__Task prompt__. Copy out each line below that has the word "Units" in it.
BEGIN Record excerpts
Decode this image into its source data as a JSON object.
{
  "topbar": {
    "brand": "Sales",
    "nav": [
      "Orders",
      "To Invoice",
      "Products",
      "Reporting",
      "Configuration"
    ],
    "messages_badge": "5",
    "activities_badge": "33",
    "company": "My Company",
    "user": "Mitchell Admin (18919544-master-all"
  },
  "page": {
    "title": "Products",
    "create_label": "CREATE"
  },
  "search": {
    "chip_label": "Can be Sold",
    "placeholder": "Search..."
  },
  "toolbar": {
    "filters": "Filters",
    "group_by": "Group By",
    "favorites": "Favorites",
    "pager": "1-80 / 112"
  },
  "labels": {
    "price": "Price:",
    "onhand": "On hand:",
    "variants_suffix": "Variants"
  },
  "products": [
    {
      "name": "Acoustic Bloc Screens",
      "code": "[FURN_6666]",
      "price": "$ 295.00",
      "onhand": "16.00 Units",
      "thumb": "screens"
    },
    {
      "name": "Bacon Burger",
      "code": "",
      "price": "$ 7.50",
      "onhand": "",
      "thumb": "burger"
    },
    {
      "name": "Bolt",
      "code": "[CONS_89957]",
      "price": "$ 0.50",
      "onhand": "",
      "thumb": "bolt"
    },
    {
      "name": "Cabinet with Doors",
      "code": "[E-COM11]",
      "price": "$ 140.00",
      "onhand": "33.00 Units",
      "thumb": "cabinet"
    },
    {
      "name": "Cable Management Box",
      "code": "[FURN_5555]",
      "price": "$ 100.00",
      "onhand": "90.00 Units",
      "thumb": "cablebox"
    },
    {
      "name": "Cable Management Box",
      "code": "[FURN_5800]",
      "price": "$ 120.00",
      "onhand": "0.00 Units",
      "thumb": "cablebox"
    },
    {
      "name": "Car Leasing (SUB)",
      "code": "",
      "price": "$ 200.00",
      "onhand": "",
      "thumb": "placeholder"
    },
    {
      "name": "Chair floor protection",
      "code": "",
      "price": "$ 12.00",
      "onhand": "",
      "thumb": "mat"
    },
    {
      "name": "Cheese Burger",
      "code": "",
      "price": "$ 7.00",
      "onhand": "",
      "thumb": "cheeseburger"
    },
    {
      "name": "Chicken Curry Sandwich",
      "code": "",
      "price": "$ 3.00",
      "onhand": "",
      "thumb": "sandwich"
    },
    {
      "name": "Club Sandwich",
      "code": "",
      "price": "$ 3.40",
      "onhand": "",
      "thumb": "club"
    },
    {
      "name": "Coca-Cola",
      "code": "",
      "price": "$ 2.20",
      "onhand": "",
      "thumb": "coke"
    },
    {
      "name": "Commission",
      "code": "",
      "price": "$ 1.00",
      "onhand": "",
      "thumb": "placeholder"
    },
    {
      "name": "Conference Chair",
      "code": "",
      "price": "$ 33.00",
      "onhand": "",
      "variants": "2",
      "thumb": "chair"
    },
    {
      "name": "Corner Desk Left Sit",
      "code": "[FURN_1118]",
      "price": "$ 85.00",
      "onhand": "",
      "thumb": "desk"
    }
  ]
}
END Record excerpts
__Exercise solution__.
      "onhand": "16.00 Units",
      "onhand": "33.00 Units",
      "onhand": "90.00 Units",
      "onhand": "0.00 Units",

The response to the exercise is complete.